[Given information]
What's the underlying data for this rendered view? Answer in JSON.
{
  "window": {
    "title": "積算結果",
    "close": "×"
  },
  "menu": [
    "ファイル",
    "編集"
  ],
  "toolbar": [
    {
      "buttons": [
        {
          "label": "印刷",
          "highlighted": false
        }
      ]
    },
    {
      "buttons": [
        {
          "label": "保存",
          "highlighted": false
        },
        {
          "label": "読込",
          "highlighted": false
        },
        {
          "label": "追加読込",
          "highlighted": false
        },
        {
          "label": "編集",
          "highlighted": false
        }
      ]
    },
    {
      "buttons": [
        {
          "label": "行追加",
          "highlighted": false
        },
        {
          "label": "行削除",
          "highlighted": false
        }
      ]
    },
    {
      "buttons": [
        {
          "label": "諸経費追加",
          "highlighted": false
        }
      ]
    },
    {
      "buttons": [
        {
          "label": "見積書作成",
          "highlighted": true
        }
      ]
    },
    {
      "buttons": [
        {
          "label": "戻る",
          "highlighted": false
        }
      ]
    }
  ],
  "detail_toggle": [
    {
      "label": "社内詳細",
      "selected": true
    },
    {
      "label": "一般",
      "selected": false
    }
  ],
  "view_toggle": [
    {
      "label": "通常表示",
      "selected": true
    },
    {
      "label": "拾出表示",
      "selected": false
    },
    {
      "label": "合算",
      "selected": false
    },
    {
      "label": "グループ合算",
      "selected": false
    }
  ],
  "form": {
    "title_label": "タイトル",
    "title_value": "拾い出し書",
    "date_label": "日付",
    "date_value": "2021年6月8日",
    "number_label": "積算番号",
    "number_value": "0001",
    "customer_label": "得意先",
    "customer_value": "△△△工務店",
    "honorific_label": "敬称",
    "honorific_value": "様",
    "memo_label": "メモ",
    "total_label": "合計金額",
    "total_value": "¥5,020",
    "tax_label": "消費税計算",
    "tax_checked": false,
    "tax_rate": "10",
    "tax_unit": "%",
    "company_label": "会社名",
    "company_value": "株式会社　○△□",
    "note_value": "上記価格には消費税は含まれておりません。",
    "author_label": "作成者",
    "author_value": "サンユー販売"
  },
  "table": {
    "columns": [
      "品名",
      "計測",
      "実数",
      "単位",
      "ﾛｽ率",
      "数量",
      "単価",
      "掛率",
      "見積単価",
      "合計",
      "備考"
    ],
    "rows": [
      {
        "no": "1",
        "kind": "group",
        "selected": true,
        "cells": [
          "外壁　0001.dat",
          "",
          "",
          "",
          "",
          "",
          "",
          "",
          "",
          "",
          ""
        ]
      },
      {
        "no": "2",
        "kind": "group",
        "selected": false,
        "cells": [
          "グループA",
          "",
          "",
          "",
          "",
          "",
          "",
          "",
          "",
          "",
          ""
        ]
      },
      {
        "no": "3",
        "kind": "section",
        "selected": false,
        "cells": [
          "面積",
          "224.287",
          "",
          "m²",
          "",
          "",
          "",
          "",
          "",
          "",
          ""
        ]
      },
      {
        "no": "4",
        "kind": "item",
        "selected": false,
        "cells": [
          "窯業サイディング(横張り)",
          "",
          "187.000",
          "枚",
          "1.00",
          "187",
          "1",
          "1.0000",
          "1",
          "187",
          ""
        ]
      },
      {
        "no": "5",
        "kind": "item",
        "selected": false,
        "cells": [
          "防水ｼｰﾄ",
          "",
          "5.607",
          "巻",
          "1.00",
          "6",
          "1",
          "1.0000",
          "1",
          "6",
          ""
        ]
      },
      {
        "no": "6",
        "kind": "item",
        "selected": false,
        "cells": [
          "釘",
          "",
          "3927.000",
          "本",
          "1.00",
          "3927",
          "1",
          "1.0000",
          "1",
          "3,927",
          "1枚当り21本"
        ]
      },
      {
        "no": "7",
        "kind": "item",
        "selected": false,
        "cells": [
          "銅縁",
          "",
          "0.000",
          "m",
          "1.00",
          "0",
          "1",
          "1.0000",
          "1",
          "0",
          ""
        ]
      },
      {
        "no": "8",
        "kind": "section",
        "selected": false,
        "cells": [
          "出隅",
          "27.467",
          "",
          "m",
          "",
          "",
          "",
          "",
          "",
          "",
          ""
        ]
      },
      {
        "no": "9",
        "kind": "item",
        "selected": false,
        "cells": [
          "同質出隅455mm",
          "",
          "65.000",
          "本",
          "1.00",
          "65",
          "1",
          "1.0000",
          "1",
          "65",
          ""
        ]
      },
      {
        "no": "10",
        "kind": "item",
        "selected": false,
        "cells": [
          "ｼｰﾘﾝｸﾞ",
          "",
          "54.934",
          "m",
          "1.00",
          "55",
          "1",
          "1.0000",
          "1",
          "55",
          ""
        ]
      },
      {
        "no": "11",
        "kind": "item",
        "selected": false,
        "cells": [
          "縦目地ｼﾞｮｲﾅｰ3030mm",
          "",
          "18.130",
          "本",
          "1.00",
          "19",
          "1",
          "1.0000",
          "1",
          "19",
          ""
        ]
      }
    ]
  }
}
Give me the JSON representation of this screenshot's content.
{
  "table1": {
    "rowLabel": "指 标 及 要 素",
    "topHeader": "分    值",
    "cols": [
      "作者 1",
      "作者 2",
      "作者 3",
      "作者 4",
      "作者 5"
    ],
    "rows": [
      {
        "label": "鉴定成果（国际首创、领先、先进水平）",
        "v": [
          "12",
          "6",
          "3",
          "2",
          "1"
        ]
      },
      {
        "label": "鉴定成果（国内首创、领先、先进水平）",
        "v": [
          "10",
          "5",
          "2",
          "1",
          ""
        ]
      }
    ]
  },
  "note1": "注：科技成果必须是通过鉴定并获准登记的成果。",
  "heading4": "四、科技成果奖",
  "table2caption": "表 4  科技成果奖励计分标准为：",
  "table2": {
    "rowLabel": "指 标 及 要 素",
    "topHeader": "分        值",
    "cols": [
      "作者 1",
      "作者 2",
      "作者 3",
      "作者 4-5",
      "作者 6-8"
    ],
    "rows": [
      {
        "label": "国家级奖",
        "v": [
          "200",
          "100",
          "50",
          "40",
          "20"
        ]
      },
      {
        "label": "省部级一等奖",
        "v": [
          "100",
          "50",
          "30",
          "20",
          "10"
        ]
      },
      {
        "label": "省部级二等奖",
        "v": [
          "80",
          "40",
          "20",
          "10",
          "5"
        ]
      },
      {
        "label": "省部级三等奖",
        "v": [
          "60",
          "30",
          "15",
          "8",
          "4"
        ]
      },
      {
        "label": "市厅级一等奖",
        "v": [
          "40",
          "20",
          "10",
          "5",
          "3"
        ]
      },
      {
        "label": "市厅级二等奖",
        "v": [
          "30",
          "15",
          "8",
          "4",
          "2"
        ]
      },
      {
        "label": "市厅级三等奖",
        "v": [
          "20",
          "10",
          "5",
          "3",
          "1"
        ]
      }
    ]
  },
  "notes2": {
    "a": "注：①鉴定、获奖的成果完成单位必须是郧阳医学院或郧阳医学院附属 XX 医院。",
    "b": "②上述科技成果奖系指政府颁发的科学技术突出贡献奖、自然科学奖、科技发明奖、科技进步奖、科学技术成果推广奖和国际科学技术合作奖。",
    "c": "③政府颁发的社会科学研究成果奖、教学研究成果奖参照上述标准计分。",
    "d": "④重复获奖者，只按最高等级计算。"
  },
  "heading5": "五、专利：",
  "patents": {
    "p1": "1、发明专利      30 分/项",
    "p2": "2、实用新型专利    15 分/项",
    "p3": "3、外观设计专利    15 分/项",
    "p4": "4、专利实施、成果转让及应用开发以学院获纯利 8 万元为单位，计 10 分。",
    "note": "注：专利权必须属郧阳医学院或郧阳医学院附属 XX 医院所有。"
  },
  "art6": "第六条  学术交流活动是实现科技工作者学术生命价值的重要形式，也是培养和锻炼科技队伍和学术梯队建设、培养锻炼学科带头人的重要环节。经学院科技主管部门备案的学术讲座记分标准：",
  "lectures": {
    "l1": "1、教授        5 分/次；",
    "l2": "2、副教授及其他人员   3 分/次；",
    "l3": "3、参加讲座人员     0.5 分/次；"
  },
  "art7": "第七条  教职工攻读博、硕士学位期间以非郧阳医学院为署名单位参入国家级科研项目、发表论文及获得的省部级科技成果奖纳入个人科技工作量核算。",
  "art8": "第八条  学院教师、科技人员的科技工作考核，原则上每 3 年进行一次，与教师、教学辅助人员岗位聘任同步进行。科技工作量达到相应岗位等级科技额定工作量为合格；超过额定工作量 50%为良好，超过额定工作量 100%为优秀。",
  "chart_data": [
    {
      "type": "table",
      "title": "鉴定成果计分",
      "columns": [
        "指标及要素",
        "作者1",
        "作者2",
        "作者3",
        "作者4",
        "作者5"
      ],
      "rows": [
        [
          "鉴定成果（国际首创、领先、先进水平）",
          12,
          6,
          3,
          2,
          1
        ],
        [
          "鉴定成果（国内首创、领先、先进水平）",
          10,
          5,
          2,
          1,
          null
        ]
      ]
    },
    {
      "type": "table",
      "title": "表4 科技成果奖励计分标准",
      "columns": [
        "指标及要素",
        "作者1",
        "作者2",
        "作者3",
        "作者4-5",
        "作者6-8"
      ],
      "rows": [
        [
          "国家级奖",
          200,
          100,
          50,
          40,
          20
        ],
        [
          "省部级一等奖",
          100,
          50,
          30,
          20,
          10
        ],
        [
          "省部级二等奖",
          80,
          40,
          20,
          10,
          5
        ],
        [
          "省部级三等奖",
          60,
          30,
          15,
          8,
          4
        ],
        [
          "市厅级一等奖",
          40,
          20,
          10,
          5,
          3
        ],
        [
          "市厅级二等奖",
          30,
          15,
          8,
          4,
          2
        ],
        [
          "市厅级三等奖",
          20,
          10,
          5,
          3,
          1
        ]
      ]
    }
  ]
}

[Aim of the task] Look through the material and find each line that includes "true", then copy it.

[Solution to this task]
          "highlighted": true
      "selected": true
      "selected": true
        "selected": true,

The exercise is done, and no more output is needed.